People of ACM European Chapters - Eduardo Vendrell Vidal
August 29, 2017
Can you briefly describe your own line of research and how you became interested in this area?
After working and teaching in 3D and CAD/CAM for so many years, I’ve recently become interested in applying 3D reconstruction techniques to archaeological artifacts. I am presently responsible for a coordinated research project funded by the Spanish government.
My interest in this research began when I met a couple of archaeologists who were specialists in ancient Roman mural paintings. The archaeologists were involved in the arduous and manual task of trying to reconstruct murals from small irregular fragments that were recovered from excavations. From this encounter, an initial research project was founded by the Valencian government, focused on the classification and documentation of the fragments.
Since this first effort, I’ve been coordinating two consecutive Spanish research projects focused on archeologic object reconstruction from small fragments. Working with restoration researchers, we’ve developed a complete 3D technique for digital reconstruction of artifacts.
In your area of research, what recent advance/emerging subfield will yield important advances in the years ahead?
Augmented and virtual reality techniques, together with AI methods, are emerging as solutions and effective means to deal with 3D reconstruction and visualization problems. This is a new trend that archaeologists can use to transform their way of working. Digital advances are benefiting many areas of research, including archaeology.
Can you tell us a little about the ACM Student Chapter at UPV? (How many members? What are your most important activities?)

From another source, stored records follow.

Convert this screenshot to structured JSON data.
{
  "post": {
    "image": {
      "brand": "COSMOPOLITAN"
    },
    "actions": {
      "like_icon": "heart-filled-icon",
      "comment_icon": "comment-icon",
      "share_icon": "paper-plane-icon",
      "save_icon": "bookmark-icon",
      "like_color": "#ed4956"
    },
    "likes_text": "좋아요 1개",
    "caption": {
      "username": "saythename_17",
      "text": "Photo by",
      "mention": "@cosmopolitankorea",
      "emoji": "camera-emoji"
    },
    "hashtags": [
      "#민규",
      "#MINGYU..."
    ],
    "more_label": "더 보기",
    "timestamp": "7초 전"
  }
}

The ACM-UPV student chapter was born as an initiative of the School of Informatics at UPV to involve students in ACM activities, and to motivate students to participate in other activities that can complement and enhance academic degrees.
Since it was established, the ACM-UPV Student Chapter has grown to more than 150 members. The students organize themselves and propose activities in coordination with the Dean’s team and also the Student Union of the school. Most of these activities are focused on invited talks and small courses, but they also support the participation of some students in the ACM International Collegiate Programming Contest (ICPC), as well as in hackathon events.
Why do you think participation in an ACM chapter has been helpful for your career?
Being a faculty advisor for the ACM Student Chapter has been very gratifying. Staying close to the students and helping them to organize and support their ideas is one of the things that gives purpose to my mission as a teacher. I think that today’s learning cannot just be concentrated exclusively in classrooms or labs, but should encourage collaborations where students can feel active and motivated. Being part of the ACM-UPV Student Chapter is a perfect environment for this.
Eduardo Vendrell Vidal is a Professor of Computer Science in the Department of Systems Engineering and Control at Universitat Politècnica de València (UPV), Spain. His research interests include computer-aided design (CAD), computer-aided manufacturing (CAM), robotics, and 3D modeling.
Vendrell serves as President of the European Quality Assurance Network for Informatics Education (EQANIE), Past President of the Spanish Council of Deans of Informatics Engineering, and faculty advisor for the ACM Student Chapter at UPV. He is currently Vice-rector for Studies, Quality and Accreditation at UPV.